In a note to clients issued Sunday, Goldman Sachs analysts called the voluntary cuts “too little and too late to avoid breaching storage capacity, ensuring that low oil prices force all producers to contribute to the market rebalancing.

“Ultimately, this simply reflects that no voluntary cuts could be large enough to offset the 19 million b/d average April-May demand loss due to the coronavirus.” Goldman is therefore expecting WTI pricing to decline further, “with downside risks to our short-term $20/bbl forecast.”

The three-member Railroad Commission of Texas was set to discuss on Tuesday (April 14) the possibility of prorationing, i.e. state-mandated production shut-ins to help rebalance the market.

However, Commissioner Ryan Sitton, who has floated prorationing as a possible tool to boost prices, revised his tune on Monday. “While I have been public about my thoughts that Texas should take a lead role in this conversation, I still have many reservations, and I will be examining heavily if and how proration could be done.”

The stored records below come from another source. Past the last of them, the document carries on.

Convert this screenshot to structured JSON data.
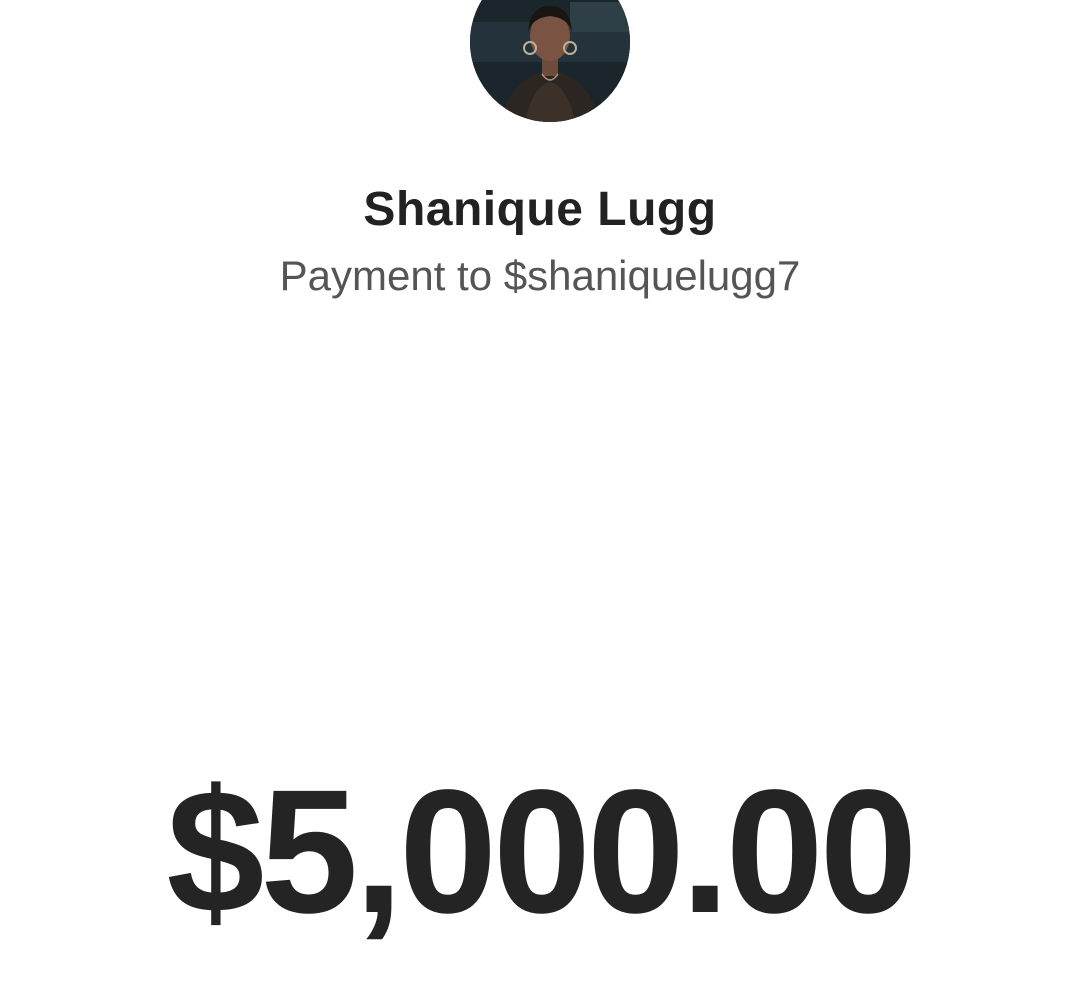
{
  "recipient": {
    "name": "Shanique Lugg",
    "subtitle": "Payment to $shaniquelugg7"
  },
  "payment": {
    "amount": "$5,000.00"
  }
}
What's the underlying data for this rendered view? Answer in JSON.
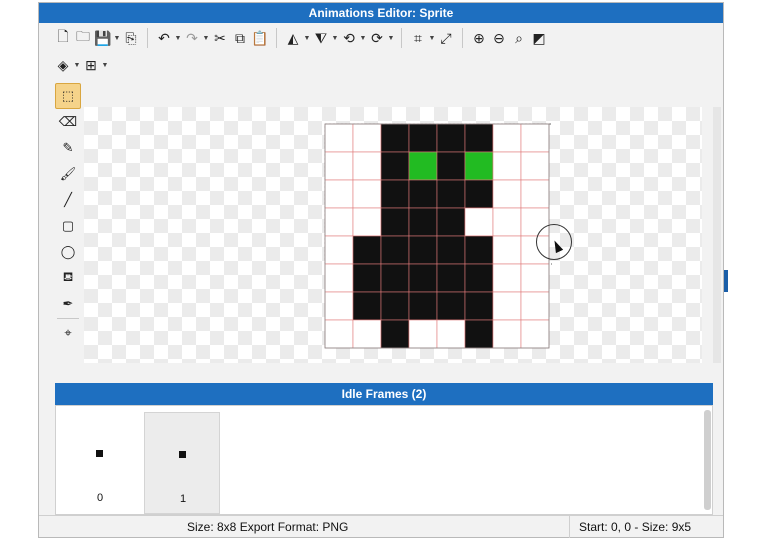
{
  "window": {
    "title": "Animations Editor: Sprite"
  },
  "toolbar": {
    "row1": [
      {
        "name": "new-file-icon",
        "glyph": "🗋"
      },
      {
        "name": "open-folder-icon",
        "glyph": "🗀"
      },
      {
        "name": "save-icon",
        "glyph": "💾",
        "caret": true
      },
      {
        "name": "export-icon",
        "glyph": "⎘"
      },
      {
        "sep": true
      },
      {
        "name": "undo-icon",
        "glyph": "↶",
        "caret": true
      },
      {
        "name": "redo-icon",
        "glyph": "↷",
        "caret": true,
        "muted": true
      },
      {
        "name": "cut-icon",
        "glyph": "✂"
      },
      {
        "name": "copy-icon",
        "glyph": "⧉"
      },
      {
        "name": "paste-icon",
        "glyph": "📋"
      },
      {
        "sep": true
      },
      {
        "name": "flip-horizontal-icon",
        "glyph": "◭",
        "caret": true
      },
      {
        "name": "flip-vertical-icon",
        "glyph": "⧨",
        "caret": true
      },
      {
        "name": "rotate-left-icon",
        "glyph": "⟲",
        "caret": true
      },
      {
        "name": "rotate-right-icon",
        "glyph": "⟳",
        "caret": true
      },
      {
        "sep": true
      },
      {
        "name": "crop-icon",
        "glyph": "⌗",
        "caret": true
      },
      {
        "name": "resize-icon",
        "glyph": "⤢"
      },
      {
        "sep": true
      },
      {
        "name": "zoom-in-icon",
        "glyph": "⊕"
      },
      {
        "name": "zoom-out-icon",
        "glyph": "⊖"
      },
      {
        "name": "zoom-fit-icon",
        "glyph": "⌕"
      },
      {
        "name": "toggle-background-icon",
        "glyph": "◩"
      }
    ],
    "row2": [
      {
        "name": "layers-icon",
        "glyph": "◈",
        "caret": true
      },
      {
        "name": "grid-icon",
        "glyph": "⊞",
        "caret": true
      }
    ]
  },
  "tools": [
    {
      "name": "select-tool-icon",
      "glyph": "⬚",
      "selected": true
    },
    {
      "name": "eraser-tool-icon",
      "glyph": "⌫"
    },
    {
      "name": "pencil-tool-icon",
      "glyph": "✎"
    },
    {
      "name": "brush-tool-icon",
      "glyph": "🖌"
    },
    {
      "name": "line-tool-icon",
      "glyph": "╱"
    },
    {
      "name": "rectangle-tool-icon",
      "glyph": "▢"
    },
    {
      "name": "ellipse-tool-icon",
      "glyph": "◯"
    },
    {
      "name": "fill-tool-icon",
      "glyph": "⛾"
    },
    {
      "name": "eyedropper-tool-icon",
      "glyph": "✒"
    },
    {
      "sep": true
    },
    {
      "name": "origin-tool-icon",
      "glyph": "⌖"
    }
  ],
  "sprite": {
    "cols": 8,
    "rows": 8,
    "colors": {
      "k": "#111111",
      "g": "#22bb22",
      "e": "transparent"
    },
    "pixels": [
      "eekkkkee",
      "eekgkgee",
      "eekkkkee",
      "eekkkeee",
      "ekkkkkee",
      "ekkkkkee",
      "ekkkkkee",
      "eekeekee"
    ],
    "grid_color": "#e07a7a",
    "selection": {
      "x": 0,
      "y": 0,
      "w": 9,
      "h": 5
    }
  },
  "frames": {
    "header": "Idle Frames (2)",
    "items": [
      {
        "label": "0",
        "selected": false
      },
      {
        "label": "1",
        "selected": true
      }
    ]
  },
  "status": {
    "left": "Size: 8x8   Export Format: PNG",
    "right": "Start: 0, 0 - Size: 9x5"
  }
}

He said while none of the commissioners likes the idea of government interference with private enterprise, “we also acknowledge that these unprecedented times require us to consider all options to bring stability to the industry that we regulate.”

Last month Texas Oil and Gas Association (TXOGA) President Todd Staples said proration would “likely result in other producers replacing curtailed Texas volumes…Proration is not a remedy TXOGA members are seeking, as it would disadvantage Texas, its producers, mineral owners and taxing entities.”

American Petroleum Institute CEO Mike Sommers on Sunday applauded OPEC-plus’s decision to voluntarily cut production. “We welcome today’s announcement of an agreement by other producing nations to follow the lead of the global marketplace — and U.S. producers — to reduce supply to align with lower energy demand as a result of the pandemic…

“While the U.S. today leads the world in daily oil production, oil is produced, refined, used and traded across the globe, and most of the world’s oil is produced by foreign government owned entities – some of whom announced oil production increases last month just as global energy use was decreasing due to the pandemic.”